╭─ Stored data
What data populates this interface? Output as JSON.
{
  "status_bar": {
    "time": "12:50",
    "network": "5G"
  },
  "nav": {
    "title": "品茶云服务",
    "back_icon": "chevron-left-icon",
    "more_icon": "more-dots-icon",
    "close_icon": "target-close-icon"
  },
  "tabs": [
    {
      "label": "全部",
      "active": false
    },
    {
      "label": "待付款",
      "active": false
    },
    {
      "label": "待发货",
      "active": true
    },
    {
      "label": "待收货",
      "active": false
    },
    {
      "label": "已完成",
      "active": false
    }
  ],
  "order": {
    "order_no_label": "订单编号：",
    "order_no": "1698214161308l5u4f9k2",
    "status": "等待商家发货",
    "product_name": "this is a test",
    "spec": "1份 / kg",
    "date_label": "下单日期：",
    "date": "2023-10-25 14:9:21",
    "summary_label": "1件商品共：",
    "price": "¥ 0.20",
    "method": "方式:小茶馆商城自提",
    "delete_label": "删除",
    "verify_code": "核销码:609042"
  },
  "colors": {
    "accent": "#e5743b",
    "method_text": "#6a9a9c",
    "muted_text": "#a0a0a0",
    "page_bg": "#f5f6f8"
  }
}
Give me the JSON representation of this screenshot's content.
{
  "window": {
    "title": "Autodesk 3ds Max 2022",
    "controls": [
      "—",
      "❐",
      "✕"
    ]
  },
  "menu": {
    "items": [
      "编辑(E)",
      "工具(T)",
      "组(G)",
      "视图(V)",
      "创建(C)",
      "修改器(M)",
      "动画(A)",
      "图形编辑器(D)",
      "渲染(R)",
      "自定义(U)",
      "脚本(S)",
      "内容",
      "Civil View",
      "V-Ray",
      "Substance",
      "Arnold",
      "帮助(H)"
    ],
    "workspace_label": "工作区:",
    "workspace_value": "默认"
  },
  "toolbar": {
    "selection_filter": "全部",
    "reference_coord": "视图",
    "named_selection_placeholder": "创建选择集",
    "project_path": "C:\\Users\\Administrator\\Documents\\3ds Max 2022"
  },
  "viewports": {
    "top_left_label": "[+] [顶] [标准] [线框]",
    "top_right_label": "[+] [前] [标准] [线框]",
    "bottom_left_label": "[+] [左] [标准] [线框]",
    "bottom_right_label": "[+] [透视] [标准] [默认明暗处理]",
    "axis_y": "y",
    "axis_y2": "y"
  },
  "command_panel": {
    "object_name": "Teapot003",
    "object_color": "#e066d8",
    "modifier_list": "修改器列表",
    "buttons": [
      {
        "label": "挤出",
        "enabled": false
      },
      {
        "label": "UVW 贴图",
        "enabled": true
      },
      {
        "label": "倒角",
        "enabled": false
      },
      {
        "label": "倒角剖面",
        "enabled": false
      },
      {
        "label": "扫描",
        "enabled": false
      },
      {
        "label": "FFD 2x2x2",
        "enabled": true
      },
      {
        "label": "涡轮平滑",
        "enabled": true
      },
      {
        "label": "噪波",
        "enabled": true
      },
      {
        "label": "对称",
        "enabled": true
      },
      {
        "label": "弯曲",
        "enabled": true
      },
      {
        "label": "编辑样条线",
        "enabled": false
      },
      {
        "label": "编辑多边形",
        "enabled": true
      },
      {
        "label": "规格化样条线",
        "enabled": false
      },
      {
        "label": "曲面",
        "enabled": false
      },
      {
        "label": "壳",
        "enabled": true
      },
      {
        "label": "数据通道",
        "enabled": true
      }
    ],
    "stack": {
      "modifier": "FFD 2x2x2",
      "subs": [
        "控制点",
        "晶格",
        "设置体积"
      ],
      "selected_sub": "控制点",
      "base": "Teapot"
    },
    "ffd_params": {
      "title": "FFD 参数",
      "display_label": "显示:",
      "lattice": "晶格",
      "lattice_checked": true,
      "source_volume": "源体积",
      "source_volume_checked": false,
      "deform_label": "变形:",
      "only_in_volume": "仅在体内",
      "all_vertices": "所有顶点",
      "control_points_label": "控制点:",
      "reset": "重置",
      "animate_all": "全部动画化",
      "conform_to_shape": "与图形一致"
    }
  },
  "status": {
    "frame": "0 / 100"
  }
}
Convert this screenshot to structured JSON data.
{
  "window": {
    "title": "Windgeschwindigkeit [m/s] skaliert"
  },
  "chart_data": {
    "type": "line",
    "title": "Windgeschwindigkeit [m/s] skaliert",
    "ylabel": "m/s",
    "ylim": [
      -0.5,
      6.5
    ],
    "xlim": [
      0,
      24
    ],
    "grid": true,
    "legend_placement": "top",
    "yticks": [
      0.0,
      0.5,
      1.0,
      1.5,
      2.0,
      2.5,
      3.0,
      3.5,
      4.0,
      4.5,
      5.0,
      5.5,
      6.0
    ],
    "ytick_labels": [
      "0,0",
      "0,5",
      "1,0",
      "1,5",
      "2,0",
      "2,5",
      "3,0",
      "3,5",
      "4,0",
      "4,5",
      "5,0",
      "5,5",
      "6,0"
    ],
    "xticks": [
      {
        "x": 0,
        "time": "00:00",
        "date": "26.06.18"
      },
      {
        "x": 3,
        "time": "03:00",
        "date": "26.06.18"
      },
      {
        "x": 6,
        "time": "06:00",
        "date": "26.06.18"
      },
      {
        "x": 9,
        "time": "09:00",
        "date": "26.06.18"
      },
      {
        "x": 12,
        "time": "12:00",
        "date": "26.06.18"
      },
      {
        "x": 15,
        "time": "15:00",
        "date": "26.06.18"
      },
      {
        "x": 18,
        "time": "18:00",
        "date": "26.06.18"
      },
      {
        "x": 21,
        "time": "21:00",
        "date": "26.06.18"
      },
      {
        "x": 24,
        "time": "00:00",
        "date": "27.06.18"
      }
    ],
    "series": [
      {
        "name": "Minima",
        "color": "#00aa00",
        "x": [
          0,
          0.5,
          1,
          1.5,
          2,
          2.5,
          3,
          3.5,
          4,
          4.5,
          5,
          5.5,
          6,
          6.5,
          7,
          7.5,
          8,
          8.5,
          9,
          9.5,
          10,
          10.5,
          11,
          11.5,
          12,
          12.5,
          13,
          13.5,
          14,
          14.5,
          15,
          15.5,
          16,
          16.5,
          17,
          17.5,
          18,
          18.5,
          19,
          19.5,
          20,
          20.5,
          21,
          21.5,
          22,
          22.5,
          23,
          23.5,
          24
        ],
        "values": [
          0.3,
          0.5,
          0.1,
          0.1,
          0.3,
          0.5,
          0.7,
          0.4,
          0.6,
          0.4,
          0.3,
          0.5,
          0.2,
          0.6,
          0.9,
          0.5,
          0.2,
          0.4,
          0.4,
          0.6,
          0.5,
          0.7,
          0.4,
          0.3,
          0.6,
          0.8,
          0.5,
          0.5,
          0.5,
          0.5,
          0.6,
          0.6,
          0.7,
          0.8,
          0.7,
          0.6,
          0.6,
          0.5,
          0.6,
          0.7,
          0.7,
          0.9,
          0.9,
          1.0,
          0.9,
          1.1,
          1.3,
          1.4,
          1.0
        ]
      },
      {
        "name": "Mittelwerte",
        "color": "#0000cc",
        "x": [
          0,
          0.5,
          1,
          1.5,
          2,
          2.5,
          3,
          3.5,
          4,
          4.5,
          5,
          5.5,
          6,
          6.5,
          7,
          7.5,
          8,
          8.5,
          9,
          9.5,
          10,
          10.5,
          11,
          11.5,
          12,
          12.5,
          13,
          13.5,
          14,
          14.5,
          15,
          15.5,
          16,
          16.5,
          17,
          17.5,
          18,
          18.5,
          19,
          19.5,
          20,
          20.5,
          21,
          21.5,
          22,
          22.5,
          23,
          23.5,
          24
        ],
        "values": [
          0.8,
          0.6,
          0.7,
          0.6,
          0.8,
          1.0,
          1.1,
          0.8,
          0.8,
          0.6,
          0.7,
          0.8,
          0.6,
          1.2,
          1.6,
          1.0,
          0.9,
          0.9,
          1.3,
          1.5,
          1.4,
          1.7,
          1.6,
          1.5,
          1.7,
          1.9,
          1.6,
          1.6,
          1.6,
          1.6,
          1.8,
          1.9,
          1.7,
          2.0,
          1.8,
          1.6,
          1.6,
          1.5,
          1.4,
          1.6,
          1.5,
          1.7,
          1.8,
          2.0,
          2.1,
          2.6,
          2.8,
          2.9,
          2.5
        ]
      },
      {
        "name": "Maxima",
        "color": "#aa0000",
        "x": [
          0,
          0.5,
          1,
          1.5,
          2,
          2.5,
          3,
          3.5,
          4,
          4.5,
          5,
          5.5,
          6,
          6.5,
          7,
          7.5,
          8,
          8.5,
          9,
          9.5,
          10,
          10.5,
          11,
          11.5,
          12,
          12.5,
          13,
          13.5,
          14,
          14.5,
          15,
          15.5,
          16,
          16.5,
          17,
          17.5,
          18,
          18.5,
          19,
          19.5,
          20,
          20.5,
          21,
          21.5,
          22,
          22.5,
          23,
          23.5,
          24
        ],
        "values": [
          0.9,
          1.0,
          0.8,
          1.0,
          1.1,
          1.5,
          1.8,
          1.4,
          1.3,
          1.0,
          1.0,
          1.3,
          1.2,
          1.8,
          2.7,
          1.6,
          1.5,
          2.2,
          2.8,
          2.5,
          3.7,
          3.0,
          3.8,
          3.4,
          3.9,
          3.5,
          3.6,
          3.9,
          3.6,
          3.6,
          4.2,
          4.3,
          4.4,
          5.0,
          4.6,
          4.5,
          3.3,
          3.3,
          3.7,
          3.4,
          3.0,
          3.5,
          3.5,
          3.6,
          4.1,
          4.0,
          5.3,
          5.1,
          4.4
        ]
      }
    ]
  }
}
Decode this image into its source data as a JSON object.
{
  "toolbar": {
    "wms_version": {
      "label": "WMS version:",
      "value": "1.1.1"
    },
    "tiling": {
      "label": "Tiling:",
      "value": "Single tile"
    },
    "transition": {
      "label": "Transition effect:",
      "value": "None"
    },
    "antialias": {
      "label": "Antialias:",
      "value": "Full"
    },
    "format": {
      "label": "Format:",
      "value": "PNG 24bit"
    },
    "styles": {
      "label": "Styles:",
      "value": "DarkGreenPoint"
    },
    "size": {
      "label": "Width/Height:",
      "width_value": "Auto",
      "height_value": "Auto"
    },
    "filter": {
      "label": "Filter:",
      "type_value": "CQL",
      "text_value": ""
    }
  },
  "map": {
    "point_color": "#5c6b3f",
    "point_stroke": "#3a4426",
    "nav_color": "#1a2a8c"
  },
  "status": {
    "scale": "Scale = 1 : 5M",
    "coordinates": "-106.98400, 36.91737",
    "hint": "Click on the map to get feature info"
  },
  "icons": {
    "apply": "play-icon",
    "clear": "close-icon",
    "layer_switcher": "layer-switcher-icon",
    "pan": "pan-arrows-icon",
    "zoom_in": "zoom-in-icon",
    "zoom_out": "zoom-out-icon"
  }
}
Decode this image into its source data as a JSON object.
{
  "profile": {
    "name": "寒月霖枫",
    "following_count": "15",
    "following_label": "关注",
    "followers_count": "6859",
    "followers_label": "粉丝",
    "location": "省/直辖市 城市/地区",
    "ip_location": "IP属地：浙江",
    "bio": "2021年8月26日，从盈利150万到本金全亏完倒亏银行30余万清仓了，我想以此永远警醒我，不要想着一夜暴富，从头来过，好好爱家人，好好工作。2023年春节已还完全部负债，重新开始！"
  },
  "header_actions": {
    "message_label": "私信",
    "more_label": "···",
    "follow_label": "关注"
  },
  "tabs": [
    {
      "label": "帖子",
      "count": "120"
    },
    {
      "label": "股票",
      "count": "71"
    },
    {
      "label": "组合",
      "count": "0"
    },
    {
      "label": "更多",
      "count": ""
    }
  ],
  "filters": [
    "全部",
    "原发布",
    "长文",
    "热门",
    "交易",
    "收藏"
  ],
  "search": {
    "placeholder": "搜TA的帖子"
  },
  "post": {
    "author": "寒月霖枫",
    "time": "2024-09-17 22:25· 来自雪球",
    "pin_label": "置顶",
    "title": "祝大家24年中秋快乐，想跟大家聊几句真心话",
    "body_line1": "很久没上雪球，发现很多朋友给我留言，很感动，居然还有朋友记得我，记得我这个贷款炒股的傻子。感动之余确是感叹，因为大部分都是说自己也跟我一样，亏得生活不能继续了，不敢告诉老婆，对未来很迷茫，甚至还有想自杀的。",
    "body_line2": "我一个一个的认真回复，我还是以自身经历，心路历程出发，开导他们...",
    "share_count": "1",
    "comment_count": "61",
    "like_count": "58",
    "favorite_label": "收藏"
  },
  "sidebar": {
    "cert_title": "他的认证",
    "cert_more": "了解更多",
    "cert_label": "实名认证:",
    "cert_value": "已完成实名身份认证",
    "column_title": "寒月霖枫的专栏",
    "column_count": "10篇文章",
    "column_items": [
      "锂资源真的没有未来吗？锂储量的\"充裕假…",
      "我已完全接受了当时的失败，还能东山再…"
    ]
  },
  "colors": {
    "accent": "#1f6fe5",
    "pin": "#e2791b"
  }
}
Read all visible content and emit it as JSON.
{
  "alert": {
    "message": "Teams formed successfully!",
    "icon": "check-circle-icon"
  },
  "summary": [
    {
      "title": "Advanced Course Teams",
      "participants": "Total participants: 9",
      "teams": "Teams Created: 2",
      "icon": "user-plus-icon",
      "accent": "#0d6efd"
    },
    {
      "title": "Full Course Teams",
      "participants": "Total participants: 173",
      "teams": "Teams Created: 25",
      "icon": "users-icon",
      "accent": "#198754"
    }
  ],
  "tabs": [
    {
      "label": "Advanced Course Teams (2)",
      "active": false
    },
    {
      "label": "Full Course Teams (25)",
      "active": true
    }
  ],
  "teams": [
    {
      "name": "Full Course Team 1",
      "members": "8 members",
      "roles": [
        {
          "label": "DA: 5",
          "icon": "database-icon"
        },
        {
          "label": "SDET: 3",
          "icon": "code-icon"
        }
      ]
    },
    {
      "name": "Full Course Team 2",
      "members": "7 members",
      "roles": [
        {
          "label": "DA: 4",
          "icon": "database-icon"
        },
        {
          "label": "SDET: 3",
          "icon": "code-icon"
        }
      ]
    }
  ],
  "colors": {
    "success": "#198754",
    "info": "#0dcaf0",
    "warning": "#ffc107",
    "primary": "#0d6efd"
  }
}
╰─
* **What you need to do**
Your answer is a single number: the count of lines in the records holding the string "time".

* **Solution to this exercise**
11